Work request
Collect every line in the records below that contains the word "chevron".

Page and application data records

****************

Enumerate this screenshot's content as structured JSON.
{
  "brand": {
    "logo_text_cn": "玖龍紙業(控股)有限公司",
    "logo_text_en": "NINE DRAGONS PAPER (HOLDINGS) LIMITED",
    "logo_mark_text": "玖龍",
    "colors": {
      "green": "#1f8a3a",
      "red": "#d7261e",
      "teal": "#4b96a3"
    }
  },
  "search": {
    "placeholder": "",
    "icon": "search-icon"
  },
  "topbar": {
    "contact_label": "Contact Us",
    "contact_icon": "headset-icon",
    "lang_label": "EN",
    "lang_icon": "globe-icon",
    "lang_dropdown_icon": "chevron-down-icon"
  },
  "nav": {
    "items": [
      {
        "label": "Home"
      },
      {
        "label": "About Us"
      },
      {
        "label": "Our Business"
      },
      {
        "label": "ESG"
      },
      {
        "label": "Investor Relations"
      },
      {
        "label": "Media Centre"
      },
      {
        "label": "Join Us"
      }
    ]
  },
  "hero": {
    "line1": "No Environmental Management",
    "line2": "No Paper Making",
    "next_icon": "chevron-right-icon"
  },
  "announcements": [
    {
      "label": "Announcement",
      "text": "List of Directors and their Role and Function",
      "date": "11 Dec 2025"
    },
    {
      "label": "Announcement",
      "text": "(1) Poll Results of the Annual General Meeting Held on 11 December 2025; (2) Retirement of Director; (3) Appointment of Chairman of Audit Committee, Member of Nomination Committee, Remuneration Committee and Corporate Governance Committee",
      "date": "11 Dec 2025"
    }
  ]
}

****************

Finished exercise
    "lang_dropdown_icon": "chevron-down-icon"
    "next_icon": "chevron-right-icon"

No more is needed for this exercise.